On the afternoons that I stayed with my brother Don in the final three months of his life, I found myself on many occasions answering the phone. Some of the calls were from solicitors who said they would call back later. Other calls were from family members, or friends of Don’s, who usually recognized my voice, since they were aware that I was often spending time with him. When I answered the phone I would simply say, “hello,” until one day when Don’s mother-in-law almost had a coronary, thinking that Don had not only regained his ability to walk to the phone, but also his speech. Henceforth, I answered the phone, “hello, this is Mike, Don’s brother.”
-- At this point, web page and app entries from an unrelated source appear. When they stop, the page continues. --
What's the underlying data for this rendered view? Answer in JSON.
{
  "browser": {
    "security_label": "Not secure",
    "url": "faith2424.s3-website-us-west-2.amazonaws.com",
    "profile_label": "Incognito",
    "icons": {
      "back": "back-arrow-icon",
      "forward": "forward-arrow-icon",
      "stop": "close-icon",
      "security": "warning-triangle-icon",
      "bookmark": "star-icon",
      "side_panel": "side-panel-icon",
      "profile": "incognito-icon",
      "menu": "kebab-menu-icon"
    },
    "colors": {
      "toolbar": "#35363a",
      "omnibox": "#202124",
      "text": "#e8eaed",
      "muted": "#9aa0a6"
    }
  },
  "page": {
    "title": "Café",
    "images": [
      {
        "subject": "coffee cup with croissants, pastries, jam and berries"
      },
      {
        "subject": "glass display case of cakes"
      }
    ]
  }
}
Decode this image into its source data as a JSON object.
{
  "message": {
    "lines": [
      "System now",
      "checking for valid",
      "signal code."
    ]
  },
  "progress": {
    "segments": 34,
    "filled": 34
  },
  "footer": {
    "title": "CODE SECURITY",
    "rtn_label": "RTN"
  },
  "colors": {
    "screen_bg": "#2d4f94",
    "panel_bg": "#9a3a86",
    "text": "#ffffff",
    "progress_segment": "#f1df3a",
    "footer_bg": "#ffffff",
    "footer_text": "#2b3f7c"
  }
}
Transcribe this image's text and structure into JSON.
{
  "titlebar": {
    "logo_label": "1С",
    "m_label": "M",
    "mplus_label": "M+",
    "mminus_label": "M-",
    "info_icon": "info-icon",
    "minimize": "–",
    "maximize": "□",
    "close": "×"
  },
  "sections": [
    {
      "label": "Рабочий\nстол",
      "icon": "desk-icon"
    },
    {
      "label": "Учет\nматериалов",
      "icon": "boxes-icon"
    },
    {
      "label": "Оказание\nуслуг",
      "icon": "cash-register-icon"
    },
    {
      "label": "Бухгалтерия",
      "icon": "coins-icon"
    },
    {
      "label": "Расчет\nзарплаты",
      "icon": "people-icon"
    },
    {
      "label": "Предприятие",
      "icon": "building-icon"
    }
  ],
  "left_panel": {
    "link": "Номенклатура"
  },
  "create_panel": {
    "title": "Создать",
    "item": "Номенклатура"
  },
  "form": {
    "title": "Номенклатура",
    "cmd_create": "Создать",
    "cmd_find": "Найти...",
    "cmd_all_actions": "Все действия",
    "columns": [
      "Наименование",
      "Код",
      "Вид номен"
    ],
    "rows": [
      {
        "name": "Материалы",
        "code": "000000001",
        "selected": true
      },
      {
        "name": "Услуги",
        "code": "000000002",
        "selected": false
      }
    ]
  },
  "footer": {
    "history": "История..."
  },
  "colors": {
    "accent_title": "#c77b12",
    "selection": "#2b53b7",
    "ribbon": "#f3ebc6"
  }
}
So in the summer of 2012, it became very natural to refer to myself this way. After all, most people at various times use an appositive in reference to themselves. I already was the dad, the husband, the son. I also had been the teacher and the coach. At other times I had even been Mike, the runner and Mike, the hiker. But during those hot summer days of 2012, none suited me like my role of Mike, Don’s brother.
On the evening of the visitation prior to Don’s following day Memorial Service, I lined up with the rest of our family to greet a multitude of visitors who had come to offer their condolences as well as to show their respect for my brother. Many were friends of the family or members of our church that I already knew. Some, however, were people I had never seen before that evening. So when gentlemen in dark suits or casual attire introduced themselves as having worked with Don, I stated, “Thank you for coming; I’m Mike, Don’s brother.” When others stated that they had been in a hunting club with Don, I thanked them and said, “I’m Mike, Don’s brother.” When some said they had fished in tournaments with my brother, again, I offered my appreciation for their coming, followed by, “I’m Mike, Don’s brother.”
The line of visitors wound down the hallway of the mortuary, out to the parking lot, and around the building, I was told. Those who had played on a softball team with Don, one even in uniform, offered their remorse, and I accepted after telling them that I was Mike, Don’s brother. Over the three hours that I, along with members of our family, greeted the many who had stood in line to express their love, or respect, or to tell us how much they already missed my brother, I must have identified myself dozens of times as Don’s brother. And each time I said it, I became even more proud of indeed being Don’s brother.
So as I set out from Springer in March for what I hope will be a five month journey to Katahdin, I’ll carry the memory of my brother Don with me every step of the way. I’ll admire a fishing pond and think of Don. I’ll watch a deer feeding under a budding tree, and I’ll remember my brother. Don won’t just be in my mind. He will be with me. As I embark on this journey, this fulfillment of a dream, this undertaking that will require all the physical, mental, and emotional strength that God grants me, I will travel toward my destination, proudly, as Don’s Brother.